He was young, of Asian extraction, and he had that ‘fit’ look about him, even though he was clearly glad to have reached the gate. I was making a phone call, using it as a lame excuse for a rest half way along Narrow Neck Plateau Trail, such as the extension of Glenraphael Road, Katoomba, New South Wales is called.
The gate is as far as you can drive before either walking or cycling. My original plan of driving thus far and then cycling somehow went out the window in a fit of optimism that saw me ride all the way to the gate and then beyond. Thoughts of the Tarros Ladder drove me onward because that’s as far as you can ride before committing suicide if you’re still on your bike.

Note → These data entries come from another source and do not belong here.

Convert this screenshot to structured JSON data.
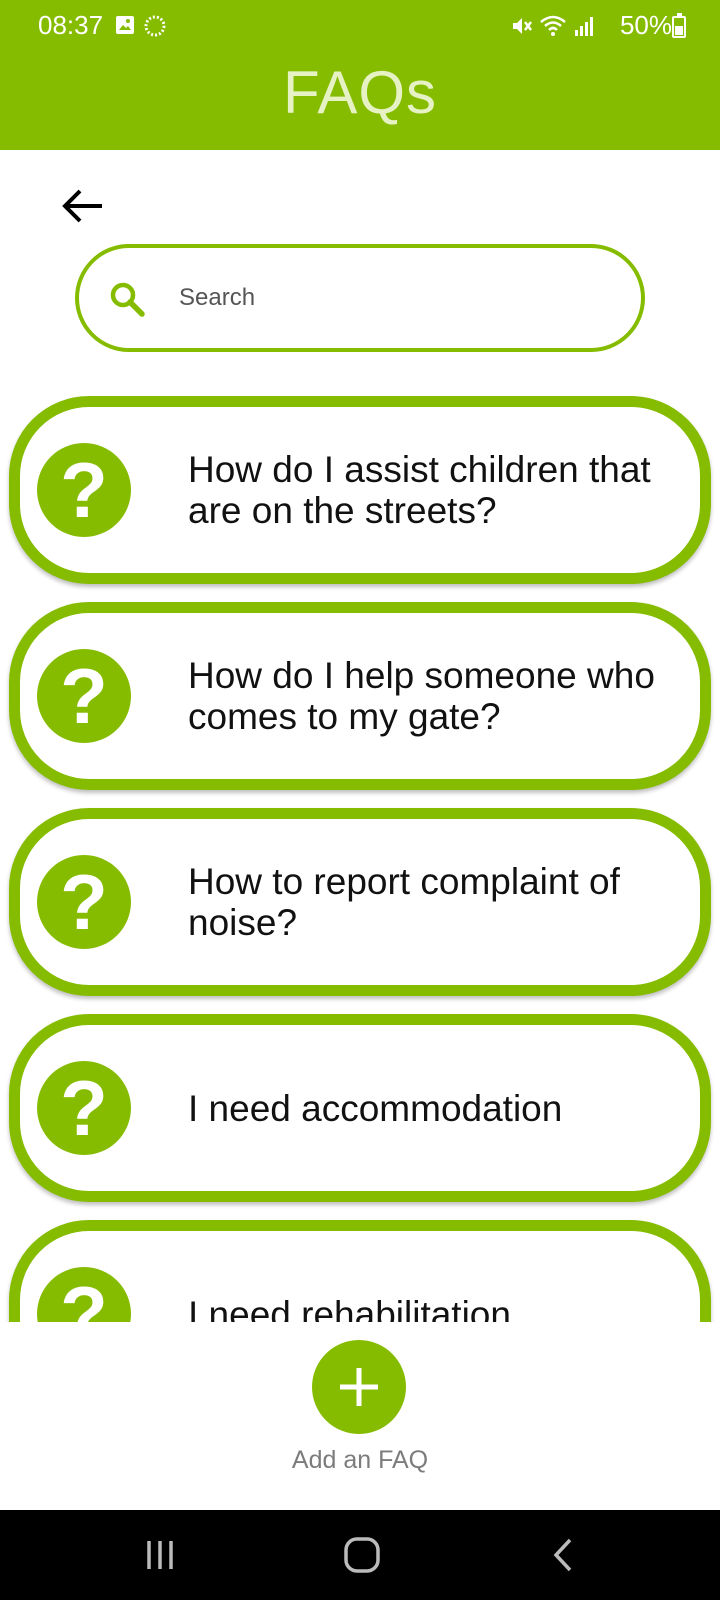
{
  "status_bar": {
    "time": "08:37",
    "battery": "50%",
    "icons": [
      "image-icon",
      "sync-icon",
      "mute-icon",
      "wifi-icon",
      "signal-icon",
      "battery-icon"
    ]
  },
  "header": {
    "title": "FAQs"
  },
  "back": {
    "icon": "arrow-left-icon"
  },
  "search": {
    "placeholder": "Search",
    "value": ""
  },
  "faqs": [
    {
      "question": "How do I assist children that are on the streets?",
      "icon": "question-icon"
    },
    {
      "question": "How do I help someone who comes to my gate?",
      "icon": "question-icon"
    },
    {
      "question": "How to report complaint of noise?",
      "icon": "question-icon"
    },
    {
      "question": "I need accommodation",
      "icon": "question-icon"
    },
    {
      "question": "I need rehabilitation",
      "icon": "question-icon"
    }
  ],
  "add_faq": {
    "label": "Add an FAQ",
    "icon": "plus-icon"
  },
  "nav_bar": {
    "icons": [
      "recent-apps-icon",
      "home-icon",
      "back-icon"
    ]
  },
  "colors": {
    "accent": "#86bc00",
    "title_text": "#e6f2c4",
    "nav_background": "#000000"
  }
}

I had visions of mildly hilly terrain as Narrow Neck is a plateau after all. I got that horribly wrong, encountering the steepest hills I’ve ever tried to ascend on a bike, at times gouged by washaways. Reduced to walking I’d laboured up several pinches before the gate, including cement hill that had to be surfaced to prevent slipping because it was so steep.
Beyond the gate didn’t get any better, the scouring became worse and the ups remained relentless. At one stage there’s a swamp, home to the rare and endangered Blue Mountains skink. The fires hadn’t missed the area with the charcoal black contrasting with the verdant flush of new vegetation after the rains. In the trackside eucalypts, epicormic growth was spawning in lovely greens and reds dappled with raindrops.
I rode on. Tarros Ladder is listed as only 19-22 kilometres return from the gate, depending on which site you read. I wasn’t going to make it. I’d also noticed it was listed as up to 4 hours return, which should have been a warning if only I’d done more research. This was a long way from when I used to road race and average 30-40km/h.
It was when I was trying to catch up to a female jogger and struggled for over a kilometre to get adjacent that I realised just how hard it was. Atop a rise after the swamp she pulled up and turned to go back. In front of me looked like yet another converted mine shaft, so steep was the gradient. I mused for several minutes before heading down just a little to a half hidden rock formation that seemed to offer a nice outlook. That it did, but it also had some wonderful formations in the sandstone, striations heading in all directions created some irresistible artistic shapes.
At one place it looked like giant oyster shells had been stacked one inside the other. I’d never seen anything like it before and pondered just how it came about. No answers were forthcoming from my limited geological formations knowledge.
Back to the bike and, acting on information the jogger had passed on, I decided to go a tad further to lookout points on the next rise, which she said were the best viewpoints. The road dramatically curled around an overhanging rock near the bottom. It featured more strange patterns, whorls and the like, but the views further on, while expansive, weren’t that photogenic, though you could see Mount Solitary and beyond to Warragamba Dam.
It was time to turn back, labouring over the hills again, being particularly careful on the rutted descents. At the gate I stopped and briefly chatted to the fellow cyclist when he arrived. He’d done all the way to Tarros and I felt guilty but, then, he had driven his car to the gate, so my ride would be longer. I spoke of the hills, and that’s when he said “There’s no shame in walking”, indicating that I wasn’t the only one who’d struggled.
Descending concrete hill was a real white knuckle affair because my pathetic brakes couldn’t quite restrain motion totally so we slowly accelerated down the hill. I was grateful there weren’t any more corrugations as there had been on some other downhills because the jarring was simply awful.
At the junction with Cliff Drive I felt an oh-so-blessed sense of relief, knowing there was only just over a kilometre to get home. I’d been out over three hours but some of the scenery and rock formations had made it all worthwhile. Tomorrow I’d have a rest day.